Each of the four had contributed not only on the field, but also as leaders in the clubhouse.
"It's weird not to have a lot of the guys," Bradley said. "Paul's one of them, but Corbin, Pollock, C.O., all these guys. We've literally played together seven, eight years and in the big leagues for our whole careers. It's definitely a change, but at the same time we all realize it's part of the game."
And as pitchers and catchers begin their first official workout of the spring on Wednesday morning, one of the biggest questions facing the organization is who will fill the leadership vacuum.
"I would hope that players would look at it as an opportunity to sort of step into the void that Paul has always provided in leadership and his presence and his example that he has set," D-backs general manager Mike Hazen said. "We have other players that I think are very capable of taking on a lot of those responsibilities. I don't know that any one person is going to do it right away, but I think the group of them together."
Players like Bradley, Jake Lamb, outfielder David Peralta and shortstop Nick Ahmed have been around for a number of years now and will likely contribute to the team's leadership. Eduardo Escobar and Steven Souza Jr., veterans who joined the team last year, also could take on more of a role as well.
Lamb missed most of last season due to injury and said he learned a lot from the experience of watching the season from a different perspective.
"I feel like I've grown up a lot, so I am ready to take that role," Lamb said. "By no means is it going to be my team. I think with our team now we have a group of leaders and it's going to be on us to lead this team."
The organization has invested in helping where it can, adding a mental skills department and researching ways to improve leadership.
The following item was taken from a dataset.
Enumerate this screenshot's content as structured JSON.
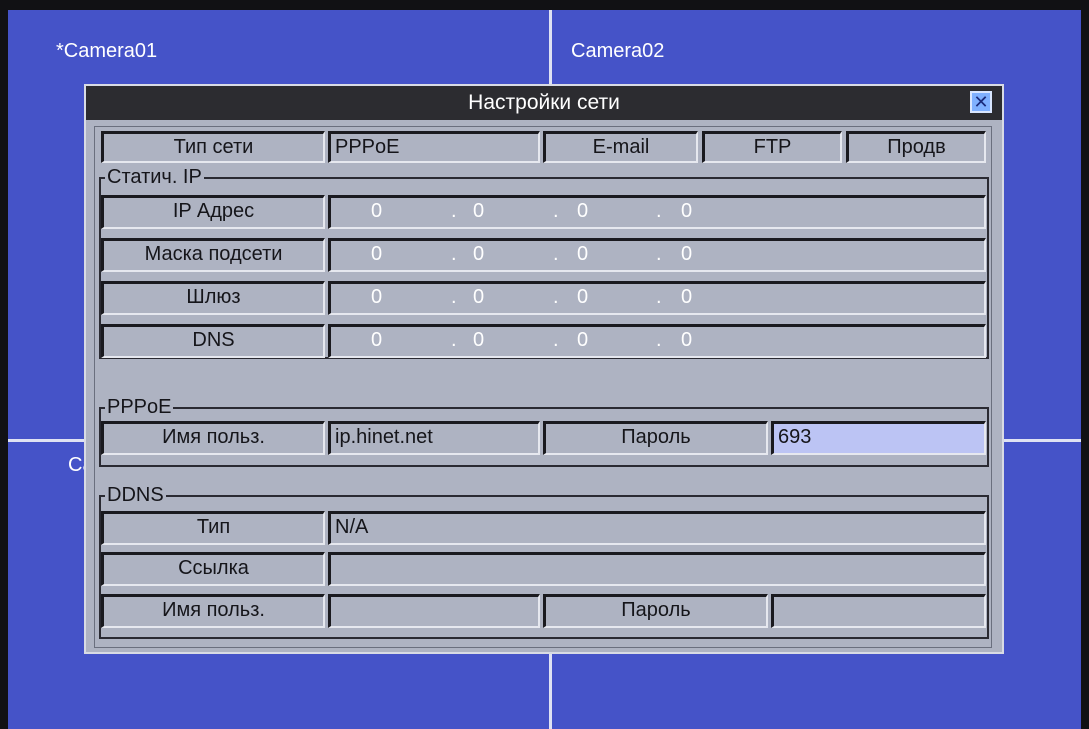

"We spent a lot of time this offseason talking about that exact subject," Hazen said. "How do we cultivate it? How do we empower guys to do that? How we implore guys to contribute to that? And I think they did it in the past, so it's not like it wasn't happening; it's that now without Paul here, it's going to be different."